Hamlet City Manager Jonathan Blanton published an open letter to the citizens of Hamlet and the surrounding communities yesterday on the city’s Facebook page, defending the city’s decision to cancel July 4 festivities. Below is the complete transcript of that letter:
As the City Manager of Hamlet, I want to directly speak to the concerns that have been expressed on social media, to our law enforcement officers, to our City Council, and to me directly over the last twenty-four hours in regards to the cancellation of the City’s Fourth of July activities.
As you all know, last week an apparent gang-related shooting occurred at the Circle B convenient store here in Hamlet that resulted in the tragic death of Tierrell Martin. Since that time, local law enforcement agencies received four reports, all similar in nature, that advised the City that serious acts of violence, specifically random shootings, were being planned at the City’s Fourth of July festivities. On Monday morning, I met with the Hamlet Police Department to evaluate the reported threats and to assess the credibility of the reports. After evaluating the weight of the evidence, discussing all possible options, and conferring with city officials, I made the recommendation to cancel the Fourth of July activities.
This decision was not entered into abruptly, haphazardly, or as a result of submitting to fear, but instead as a result of the City’s continued commitment to keeping our citizens and community safe. The City could not, in good conscience, ignore four separate, serious, and credible reports that specifically named the Fourth of July festivities as the location of a planned shooting less than a week after a homicide within a mile and a half of the planned events. As Police Chief Scott Waters said yesterday, given the magnitude of the event, with people spread across multiple locations in the City to view the fireworks display, no amount of police presence would guarantee safety for all those attending. Please be assured that all alternatives were explored, all options were considered, and although this decision was difficult and unpopular, I assure you, it was necessary.
I share in the great disappointment and frustration of all of you.

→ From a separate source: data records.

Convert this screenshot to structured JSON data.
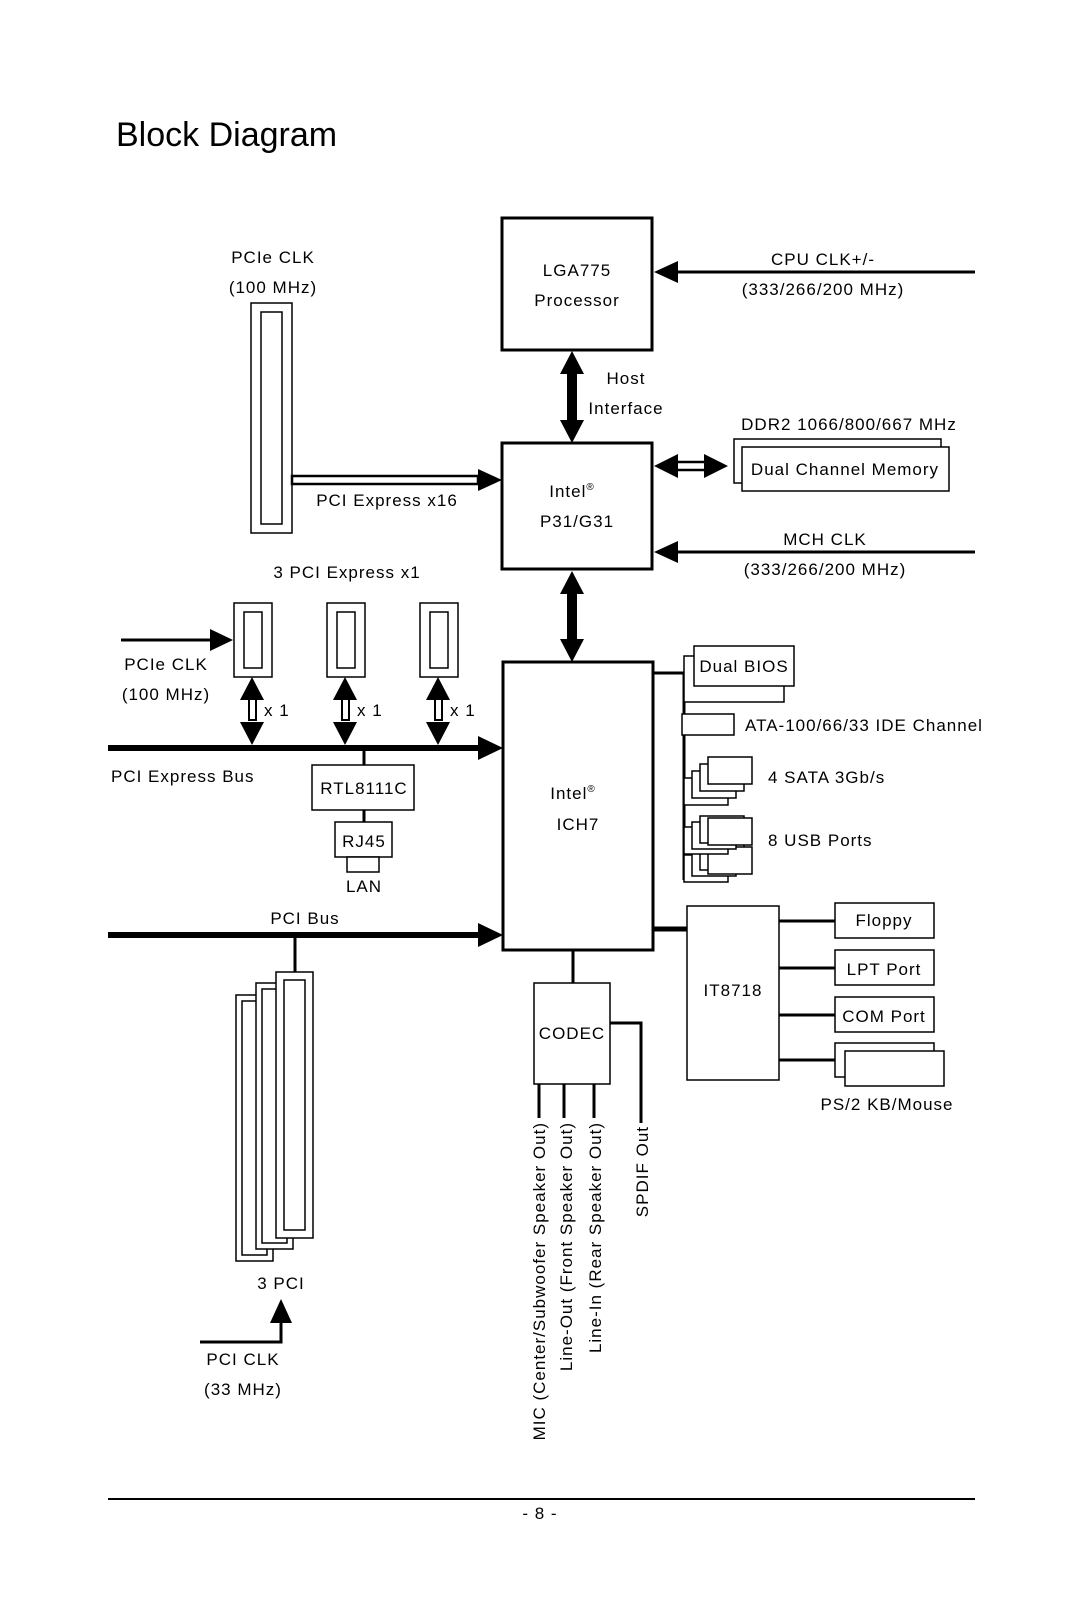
{
  "page": {
    "title": "Block Diagram",
    "page_number": "- 8 -"
  },
  "cpu": {
    "line1": "LGA775",
    "line2": "Processor"
  },
  "cpu_clk": {
    "line1": "CPU CLK+/-",
    "line2": "(333/266/200 MHz)"
  },
  "host_interface": {
    "line1": "Host",
    "line2": "Interface"
  },
  "pcie_clk_top": {
    "line1": "PCIe CLK",
    "line2": "(100 MHz)"
  },
  "pcie_x16_label": "PCI Express x16",
  "mch": {
    "line1": "Intel",
    "reg": "®",
    "line2": "P31/G31"
  },
  "memory": {
    "speed": "DDR2 1066/800/667 MHz",
    "label": "Dual Channel Memory"
  },
  "mch_clk": {
    "line1": "MCH CLK",
    "line2": "(333/266/200 MHz)"
  },
  "pcie_x1": {
    "label": "3 PCI Express x1",
    "lane_label": "x 1"
  },
  "pcie_clk_left": {
    "line1": "PCIe CLK",
    "line2": "(100 MHz)"
  },
  "pcie_bus_label": "PCI Express Bus",
  "lan": {
    "chip": "RTL8111C",
    "connector": "RJ45",
    "label": "LAN"
  },
  "pci_bus_label": "PCI Bus",
  "pci_slots_label": "3 PCI",
  "pci_clk": {
    "line1": "PCI CLK",
    "line2": "(33 MHz)"
  },
  "ich": {
    "line1": "Intel",
    "reg": "®",
    "line2": "ICH7"
  },
  "ich_peripherals": {
    "bios": "Dual BIOS",
    "ide": "ATA-100/66/33 IDE Channel",
    "sata": "4 SATA 3Gb/s",
    "usb": "8 USB Ports"
  },
  "superio": {
    "chip": "IT8718",
    "floppy": "Floppy",
    "lpt": "LPT Port",
    "com": "COM Port",
    "ps2": "PS/2 KB/Mouse"
  },
  "codec": {
    "label": "CODEC",
    "outputs": [
      "MIC (Center/Subwoofer Speaker Out)",
      "Line-Out (Front Speaker Out)",
      "Line-In (Rear Speaker Out)",
      "SPDIF Out"
    ]
  }
}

The City has spent a significant amount of time and energy planning the events for the Fourth of July this year and no one is more disappointed in the circumstances than we are. However, please be assured that your concerns, voices, and input have been heard by the City and by me personally. There has been much concern about the vagueness of the City’s Facebook post and press release yesterday, and I apologize for any confusion that may have been caused and I understand your concerns. However, the Facebook post and press release were both published in an attempt to spread the news that the events were cancelled in the quickest and most concise manner possible, and to protect the integrity of on-going investigations into the communicated threats. The City is firmly committed to transparency, honesty, and an open-form of communication with our citizens and community and that is why I am personally writing to all of you today.
Our Mayor, Bill Bayless, said it best yesterday when he said, “It is always best to err on the side of safety even when we know that we should not be intimidated.” Although we cannot live in fear, we certainly cannot risk the lives of thousands of innocent people when we have credible intel beforehand that can be used to prevent the death or injury of a child, parent, family-member, or friend. I apologize for the great inconvenience this may have caused many of you, but I sincerely ask for your cooperation, understanding, and prayers for the City as we strive to protect and serve you, the wonderful people that make Hamlet your home.